that their bid had been based only on a 40-hour Fork week and assured them that if it became necessary to work a 48-hour week that they would be reimbursed for the extra cost of such overtime plus taxes and Insurance; and that the contract was then taken to the office of Mr. Sharpe. regional director, where it was signed around 6 p. m. on said date. Affiant states further that as evidence that their bid was based on a 40-hour Fors week basis was the fact
that their bid was $35,760 lower than the next Dearest bidder and that said contract was signed only after the representation and assurance that they would be reimbursed for all overtime if it became necessary to place the area in the 48-hour workweek.

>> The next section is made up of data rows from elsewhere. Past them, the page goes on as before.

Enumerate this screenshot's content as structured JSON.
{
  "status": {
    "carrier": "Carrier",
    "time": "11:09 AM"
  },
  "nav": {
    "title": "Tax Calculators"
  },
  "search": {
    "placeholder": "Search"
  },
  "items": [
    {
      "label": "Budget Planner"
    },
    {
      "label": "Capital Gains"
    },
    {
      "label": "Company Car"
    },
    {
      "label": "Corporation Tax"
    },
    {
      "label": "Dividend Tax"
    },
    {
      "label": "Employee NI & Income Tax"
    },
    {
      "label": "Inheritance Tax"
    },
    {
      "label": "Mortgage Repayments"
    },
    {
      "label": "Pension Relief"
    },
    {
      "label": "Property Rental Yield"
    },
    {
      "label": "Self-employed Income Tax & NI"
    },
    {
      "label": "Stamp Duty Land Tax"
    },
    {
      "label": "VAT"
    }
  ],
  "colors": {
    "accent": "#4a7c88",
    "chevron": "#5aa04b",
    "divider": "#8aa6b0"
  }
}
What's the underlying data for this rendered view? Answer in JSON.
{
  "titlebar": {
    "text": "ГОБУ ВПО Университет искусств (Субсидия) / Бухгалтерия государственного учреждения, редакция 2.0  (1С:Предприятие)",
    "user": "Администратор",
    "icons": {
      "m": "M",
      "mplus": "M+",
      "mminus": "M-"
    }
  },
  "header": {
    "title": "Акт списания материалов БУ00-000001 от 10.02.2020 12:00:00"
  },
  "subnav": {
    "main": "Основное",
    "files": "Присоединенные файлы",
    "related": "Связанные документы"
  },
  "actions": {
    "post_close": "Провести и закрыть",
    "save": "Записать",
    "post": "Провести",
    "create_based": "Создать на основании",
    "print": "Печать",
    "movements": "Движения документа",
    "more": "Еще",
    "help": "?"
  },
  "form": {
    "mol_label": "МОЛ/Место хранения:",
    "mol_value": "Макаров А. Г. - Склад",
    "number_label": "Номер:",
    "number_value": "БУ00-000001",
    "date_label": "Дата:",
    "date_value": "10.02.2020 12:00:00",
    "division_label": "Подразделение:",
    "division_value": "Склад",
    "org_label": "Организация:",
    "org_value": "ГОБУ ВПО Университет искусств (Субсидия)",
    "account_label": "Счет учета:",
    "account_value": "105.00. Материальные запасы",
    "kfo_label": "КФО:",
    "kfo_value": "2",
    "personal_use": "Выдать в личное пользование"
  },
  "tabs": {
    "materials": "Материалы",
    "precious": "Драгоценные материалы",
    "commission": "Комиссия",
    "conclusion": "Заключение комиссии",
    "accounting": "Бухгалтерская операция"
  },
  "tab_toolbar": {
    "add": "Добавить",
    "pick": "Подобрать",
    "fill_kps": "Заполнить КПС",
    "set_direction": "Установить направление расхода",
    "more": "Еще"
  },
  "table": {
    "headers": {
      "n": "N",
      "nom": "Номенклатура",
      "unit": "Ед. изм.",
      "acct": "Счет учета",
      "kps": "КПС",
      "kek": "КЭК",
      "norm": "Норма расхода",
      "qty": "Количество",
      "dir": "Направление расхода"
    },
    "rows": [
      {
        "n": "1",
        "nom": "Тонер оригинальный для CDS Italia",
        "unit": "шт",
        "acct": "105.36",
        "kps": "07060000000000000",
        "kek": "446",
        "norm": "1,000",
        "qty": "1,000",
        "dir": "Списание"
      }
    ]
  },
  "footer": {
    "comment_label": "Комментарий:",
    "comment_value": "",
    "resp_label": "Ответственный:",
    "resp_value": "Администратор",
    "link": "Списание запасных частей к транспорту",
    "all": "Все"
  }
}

Affiant further states that the Canton area was placed in the 48-hour workweek on the 9th day of August 1943; that his said company immediately complied with the order of the War Manpower Commission which
necessitated an expenditure over and beyond the regular expenditures of $14,483.45 for overtime, taxes and insurance for which the said company has presented claim. Further affiant sayeth not.
FRED WHIKU. Sworn to before me and subscribed in my presence this day of September,
COPY OF EXECUTIVE ORDER FROM THE FEDERAL REGISTER
A MINIMUM WARTIME WORK-WEEK
By virtue of the authority vested in me by the Constitution and statutes, as President of the United States, and in order to meet the manpower requirements